You're clearly right that doubt and uncertainty make the zealots' positions more rigid. But what DO you do with the religious position of "God cannot be known except through miracle, and this text records miracle"?
Or, let me pose a harder hypothetical. Clearly from a rationalistic perspective, obtaining multiple views of truth is likely to increase the total amount of information. However, to the extent religion accesses non-rational (even trans-rational) parts of the self, isn't it possible that by refusing to enter into the conceptual universe of a single tradition -- a universe which includes the view that that single tradition has better access to truth than others -- you are forever going to miss the emotive, spiritual, communal, tribal essence of what religion is about?
Are all truths cosmopolitan?
What do I do with fundamentalists who believe that God can only be known with revelation? Well, honestly, they're not my responsibility. I do think they can join in the conversation, because some of them might believe that God is not continuously revealing the Truth to them. Many Jews I've met believe that there was a revelation at Mount Sinai. But this does not rule out the possibility that we may not have completely grasped the truth as it was revealed. It is still quite possible that the profundity of what was revealed at Sinai will take yet more generations to unpack. And I see the best way of unpacking it being some form of collaboration.
The rabbis did, too, which is why they didn't want people studying Judaism alone. We've got minyans for that. And those who study Talmud are supposed to do it with at least a partner. These are not Rushkoff's Rules! I'm just reading the rules, and trying to make sense of them. Seems to me that the notion of maintaining a conversation, of commenting on Torah, and then commenting on people's comments, was not invented by me. It's not a controversial notion, at all.
As for all truths being cosmopolitan? No. But you are confusing Truth with a single human being's ability to comprehend and express the truth. As far as I'm concerned, no human being is capable of comprehending the Truth. Therefore, all individual human creature understandings of God, reality, etc., are flawed and, yes, provincial. That's why it's called a perspective.
Again, this is nothing new - it's the blind men with the elephant. And it's certainly not worthy of generating controversy and the boycotts I'm getting.
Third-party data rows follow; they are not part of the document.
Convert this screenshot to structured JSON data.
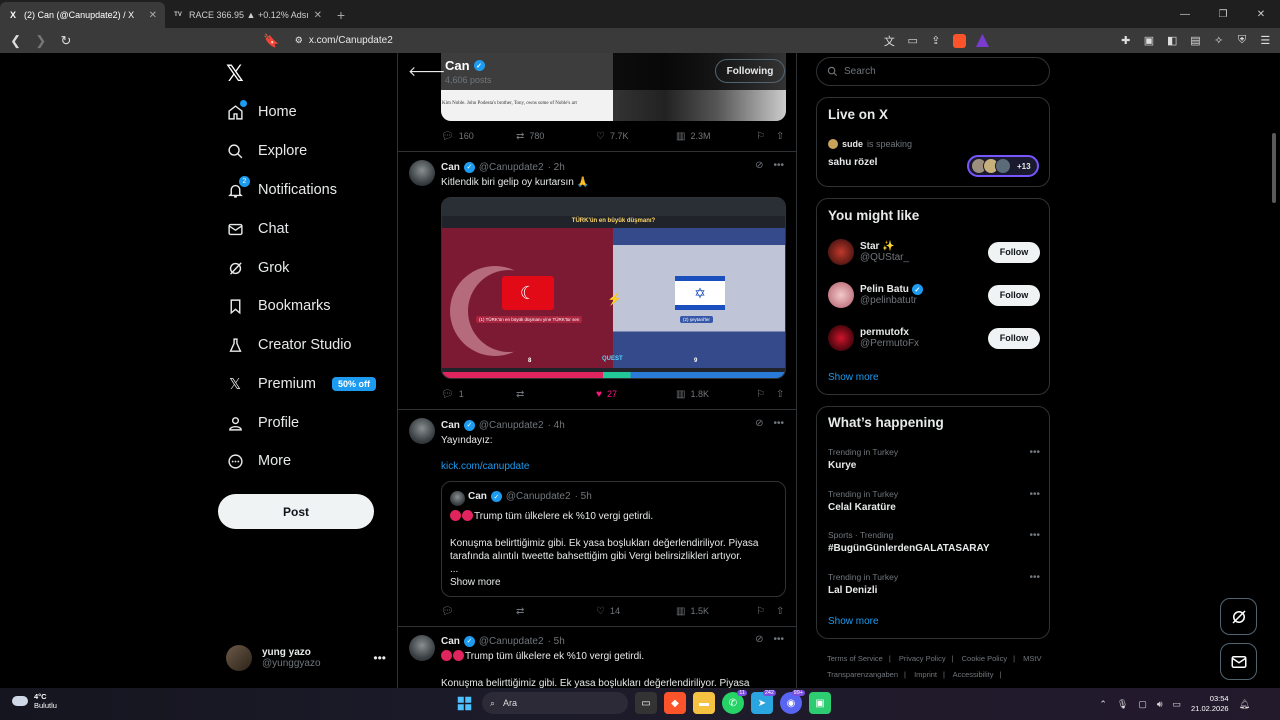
{
  "browser": {
    "tabs": [
      {
        "title": "(2) Can (@Canupdate2) / X",
        "favicon": "X",
        "active": true
      },
      {
        "title": "RACE 366.95 ▲ +0.12% Adsız",
        "favicon": "TV",
        "active": false
      }
    ],
    "url": "x.com/Canupdate2"
  },
  "leftnav": {
    "items": [
      {
        "label": "Home",
        "icon": "home-icon"
      },
      {
        "label": "Explore",
        "icon": "search-icon"
      },
      {
        "label": "Notifications",
        "icon": "bell-icon",
        "badge": "2"
      },
      {
        "label": "Chat",
        "icon": "mail-icon"
      },
      {
        "label": "Grok",
        "icon": "grok-icon"
      },
      {
        "label": "Bookmarks",
        "icon": "bookmark-icon"
      },
      {
        "label": "Creator Studio",
        "icon": "flask-icon"
      },
      {
        "label": "Premium",
        "icon": "x-icon",
        "badge": "50% off"
      },
      {
        "label": "Profile",
        "icon": "person-icon"
      },
      {
        "label": "More",
        "icon": "more-circle-icon"
      }
    ],
    "post_label": "Post",
    "account": {
      "name": "yung yazo",
      "handle": "@yunggyazo"
    }
  },
  "profile_header": {
    "name": "Can",
    "posts": "4,606 posts",
    "following_label": "Following"
  },
  "feed": {
    "prev_media_caption": "Kim Noble. John Podesta's brother, Tony, owns some of Noble's art",
    "prev_actions": {
      "replies": "160",
      "reposts": "780",
      "likes": "7.7K",
      "views": "2.3M"
    },
    "tweets": [
      {
        "name": "Can",
        "handle": "@Canupdate2",
        "time": "· 2h",
        "text": "Kitlendik biri gelip oy kurtarsın 🙏",
        "media": {
          "title": "TÜRK'ün en büyük düşmanı?",
          "left_caption": "(1) TÜRK'ün en büyük düşmanı yine TÜRK'tür sen",
          "right_caption": "(2) şeytanl'ler",
          "left_score": "8",
          "right_score": "9",
          "logo": "QUEST"
        },
        "actions": {
          "replies": "1",
          "reposts": "",
          "likes": "27",
          "views": "1.8K"
        }
      },
      {
        "name": "Can",
        "handle": "@Canupdate2",
        "time": "· 4h",
        "text": "Yayındayız:",
        "link": "kick.com/canupdate",
        "quote": {
          "name": "Can",
          "handle": "@Canupdate2",
          "time": "· 5h",
          "line1": "Trump tüm ülkelere ek %10 vergi getirdi.",
          "line2": "Konuşma belirttiğimiz gibi. Ek yasa boşlukları değerlendiriliyor. Piyasa tarafında alıntılı tweette bahsettiğim gibi Vergi belirsizlikleri artıyor.",
          "ellipsis": "...",
          "show_more": "Show more"
        },
        "actions": {
          "replies": "",
          "reposts": "",
          "likes": "14",
          "views": "1.5K"
        }
      },
      {
        "name": "Can",
        "handle": "@Canupdate2",
        "time": "· 5h",
        "line1": "Trump tüm ülkelere ek %10 vergi getirdi.",
        "line2": "Konuşma belirttiğimiz gibi. Ek yasa boşlukları değerlendiriliyor. Piyasa"
      }
    ]
  },
  "right": {
    "search_placeholder": "Search",
    "live": {
      "title": "Live on X",
      "speaker": "sude",
      "speaking": "is speaking",
      "room": "sahu rözel",
      "extra": "+13"
    },
    "might_like": {
      "title": "You might like",
      "users": [
        {
          "name": "Star ✨",
          "handle": "@QUStar_",
          "verified": false
        },
        {
          "name": "Pelin Batu",
          "handle": "@pelinbatutr",
          "verified": true
        },
        {
          "name": "permutofx",
          "handle": "@PermutoFx",
          "verified": false
        }
      ],
      "follow_label": "Follow",
      "show_more": "Show more"
    },
    "happening": {
      "title": "What’s happening",
      "trends": [
        {
          "context": "Trending in Turkey",
          "name": "Kurye"
        },
        {
          "context": "Trending in Turkey",
          "name": "Celal Karatüre"
        },
        {
          "context": "Sports · Trending",
          "name": "#BugünGünlerdenGALATASARAY"
        },
        {
          "context": "Trending in Turkey",
          "name": "Lal Denizli"
        }
      ],
      "show_more": "Show more"
    },
    "footer": [
      "Terms of Service",
      "|",
      "Privacy Policy",
      "|",
      "Cookie Policy",
      "|",
      "MStV Transparenzangaben",
      "|",
      "Imprint",
      "|",
      "Accessibility",
      "|"
    ]
  },
  "taskbar": {
    "weather_temp": "4°C",
    "weather_desc": "Bulutlu",
    "search": "Ara",
    "time": "03:54",
    "date": "21.02.2026",
    "whatsapp_badge": "11",
    "telegram_badge": "242",
    "discord_badge": "99+"
  }
}
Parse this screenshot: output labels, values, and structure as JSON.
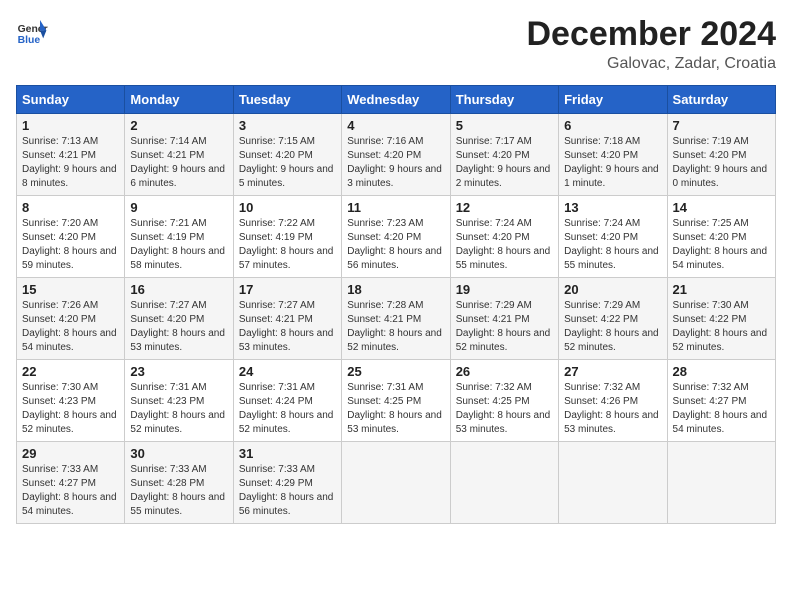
{
  "header": {
    "logo_general": "General",
    "logo_blue": "Blue",
    "month_year": "December 2024",
    "location": "Galovac, Zadar, Croatia"
  },
  "days_of_week": [
    "Sunday",
    "Monday",
    "Tuesday",
    "Wednesday",
    "Thursday",
    "Friday",
    "Saturday"
  ],
  "weeks": [
    [
      {
        "day": "1",
        "sunrise": "Sunrise: 7:13 AM",
        "sunset": "Sunset: 4:21 PM",
        "daylight": "Daylight: 9 hours and 8 minutes."
      },
      {
        "day": "2",
        "sunrise": "Sunrise: 7:14 AM",
        "sunset": "Sunset: 4:21 PM",
        "daylight": "Daylight: 9 hours and 6 minutes."
      },
      {
        "day": "3",
        "sunrise": "Sunrise: 7:15 AM",
        "sunset": "Sunset: 4:20 PM",
        "daylight": "Daylight: 9 hours and 5 minutes."
      },
      {
        "day": "4",
        "sunrise": "Sunrise: 7:16 AM",
        "sunset": "Sunset: 4:20 PM",
        "daylight": "Daylight: 9 hours and 3 minutes."
      },
      {
        "day": "5",
        "sunrise": "Sunrise: 7:17 AM",
        "sunset": "Sunset: 4:20 PM",
        "daylight": "Daylight: 9 hours and 2 minutes."
      },
      {
        "day": "6",
        "sunrise": "Sunrise: 7:18 AM",
        "sunset": "Sunset: 4:20 PM",
        "daylight": "Daylight: 9 hours and 1 minute."
      },
      {
        "day": "7",
        "sunrise": "Sunrise: 7:19 AM",
        "sunset": "Sunset: 4:20 PM",
        "daylight": "Daylight: 9 hours and 0 minutes."
      }
    ],
    [
      {
        "day": "8",
        "sunrise": "Sunrise: 7:20 AM",
        "sunset": "Sunset: 4:20 PM",
        "daylight": "Daylight: 8 hours and 59 minutes."
      },
      {
        "day": "9",
        "sunrise": "Sunrise: 7:21 AM",
        "sunset": "Sunset: 4:19 PM",
        "daylight": "Daylight: 8 hours and 58 minutes."
      },
      {
        "day": "10",
        "sunrise": "Sunrise: 7:22 AM",
        "sunset": "Sunset: 4:19 PM",
        "daylight": "Daylight: 8 hours and 57 minutes."
      },
      {
        "day": "11",
        "sunrise": "Sunrise: 7:23 AM",
        "sunset": "Sunset: 4:20 PM",
        "daylight": "Daylight: 8 hours and 56 minutes."
      },
      {
        "day": "12",
        "sunrise": "Sunrise: 7:24 AM",
        "sunset": "Sunset: 4:20 PM",
        "daylight": "Daylight: 8 hours and 55 minutes."
      },
      {
        "day": "13",
        "sunrise": "Sunrise: 7:24 AM",
        "sunset": "Sunset: 4:20 PM",
        "daylight": "Daylight: 8 hours and 55 minutes."
      },
      {
        "day": "14",
        "sunrise": "Sunrise: 7:25 AM",
        "sunset": "Sunset: 4:20 PM",
        "daylight": "Daylight: 8 hours and 54 minutes."
      }
    ],
    [
      {
        "day": "15",
        "sunrise": "Sunrise: 7:26 AM",
        "sunset": "Sunset: 4:20 PM",
        "daylight": "Daylight: 8 hours and 54 minutes."
      },
      {
        "day": "16",
        "sunrise": "Sunrise: 7:27 AM",
        "sunset": "Sunset: 4:20 PM",
        "daylight": "Daylight: 8 hours and 53 minutes."
      },
      {
        "day": "17",
        "sunrise": "Sunrise: 7:27 AM",
        "sunset": "Sunset: 4:21 PM",
        "daylight": "Daylight: 8 hours and 53 minutes."
      },
      {
        "day": "18",
        "sunrise": "Sunrise: 7:28 AM",
        "sunset": "Sunset: 4:21 PM",
        "daylight": "Daylight: 8 hours and 52 minutes."
      },
      {
        "day": "19",
        "sunrise": "Sunrise: 7:29 AM",
        "sunset": "Sunset: 4:21 PM",
        "daylight": "Daylight: 8 hours and 52 minutes."
      },
      {
        "day": "20",
        "sunrise": "Sunrise: 7:29 AM",
        "sunset": "Sunset: 4:22 PM",
        "daylight": "Daylight: 8 hours and 52 minutes."
      },
      {
        "day": "21",
        "sunrise": "Sunrise: 7:30 AM",
        "sunset": "Sunset: 4:22 PM",
        "daylight": "Daylight: 8 hours and 52 minutes."
      }
    ],
    [
      {
        "day": "22",
        "sunrise": "Sunrise: 7:30 AM",
        "sunset": "Sunset: 4:23 PM",
        "daylight": "Daylight: 8 hours and 52 minutes."
      },
      {
        "day": "23",
        "sunrise": "Sunrise: 7:31 AM",
        "sunset": "Sunset: 4:23 PM",
        "daylight": "Daylight: 8 hours and 52 minutes."
      },
      {
        "day": "24",
        "sunrise": "Sunrise: 7:31 AM",
        "sunset": "Sunset: 4:24 PM",
        "daylight": "Daylight: 8 hours and 52 minutes."
      },
      {
        "day": "25",
        "sunrise": "Sunrise: 7:31 AM",
        "sunset": "Sunset: 4:25 PM",
        "daylight": "Daylight: 8 hours and 53 minutes."
      },
      {
        "day": "26",
        "sunrise": "Sunrise: 7:32 AM",
        "sunset": "Sunset: 4:25 PM",
        "daylight": "Daylight: 8 hours and 53 minutes."
      },
      {
        "day": "27",
        "sunrise": "Sunrise: 7:32 AM",
        "sunset": "Sunset: 4:26 PM",
        "daylight": "Daylight: 8 hours and 53 minutes."
      },
      {
        "day": "28",
        "sunrise": "Sunrise: 7:32 AM",
        "sunset": "Sunset: 4:27 PM",
        "daylight": "Daylight: 8 hours and 54 minutes."
      }
    ],
    [
      {
        "day": "29",
        "sunrise": "Sunrise: 7:33 AM",
        "sunset": "Sunset: 4:27 PM",
        "daylight": "Daylight: 8 hours and 54 minutes."
      },
      {
        "day": "30",
        "sunrise": "Sunrise: 7:33 AM",
        "sunset": "Sunset: 4:28 PM",
        "daylight": "Daylight: 8 hours and 55 minutes."
      },
      {
        "day": "31",
        "sunrise": "Sunrise: 7:33 AM",
        "sunset": "Sunset: 4:29 PM",
        "daylight": "Daylight: 8 hours and 56 minutes."
      },
      null,
      null,
      null,
      null
    ]
  ]
}
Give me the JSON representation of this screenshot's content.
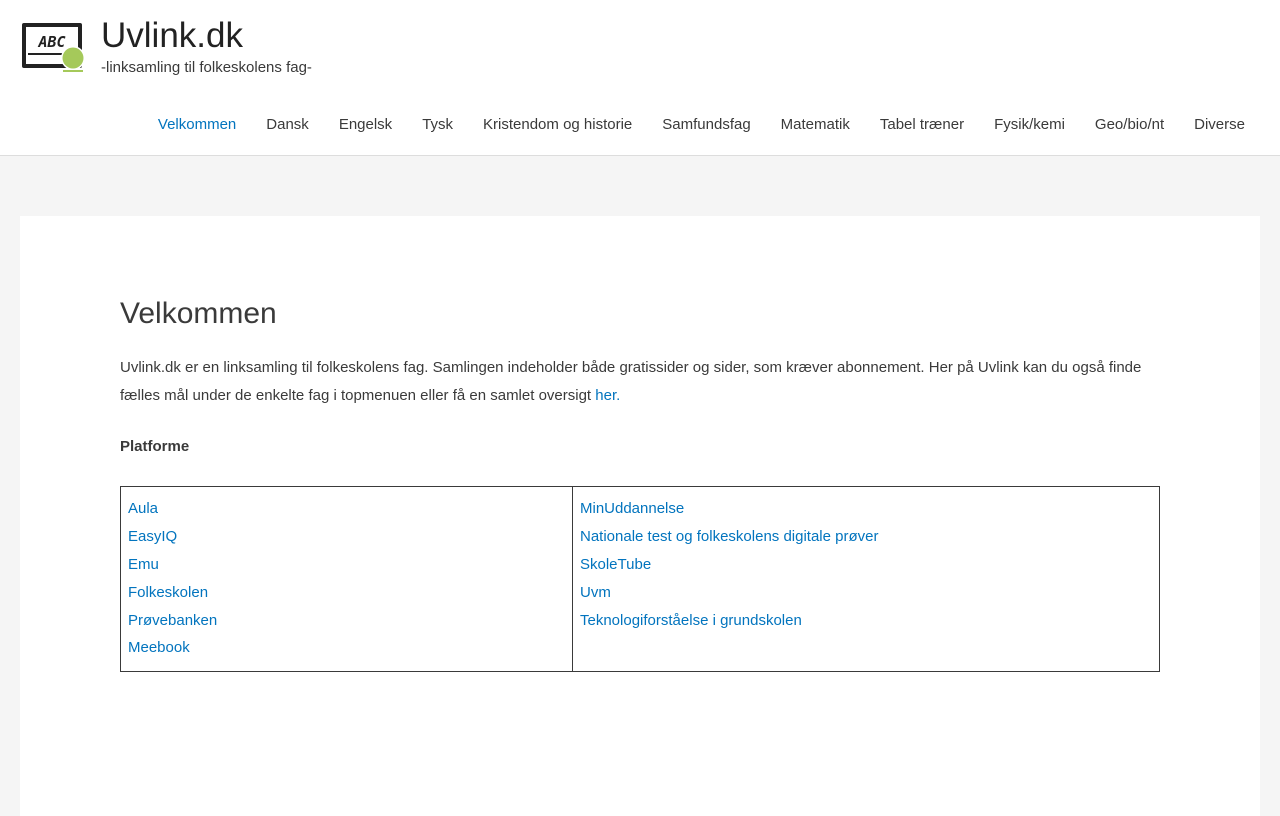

It doesn't mean, as Jerusalem Report claims, that I'm an 'atheist.'
I'll go along with your claim that it's the conversation that matters, but I don't believe the conversational ethos _itself_ engenders your particular form of social liberalism.
The Sacred and the Profane
A Conversation with Douglas Rushkoff
Reinventing the Wheel: A Review of Nothing Sacred
They Gonna Crucify Me: A 'Lapsed Jew' Responds to Nothing Sacred
Plus these other attractions:
Meditation and Sensuality
Anything You Want to Be
Josh Graduates High School
Zeek in Print
Spring 03 issue available here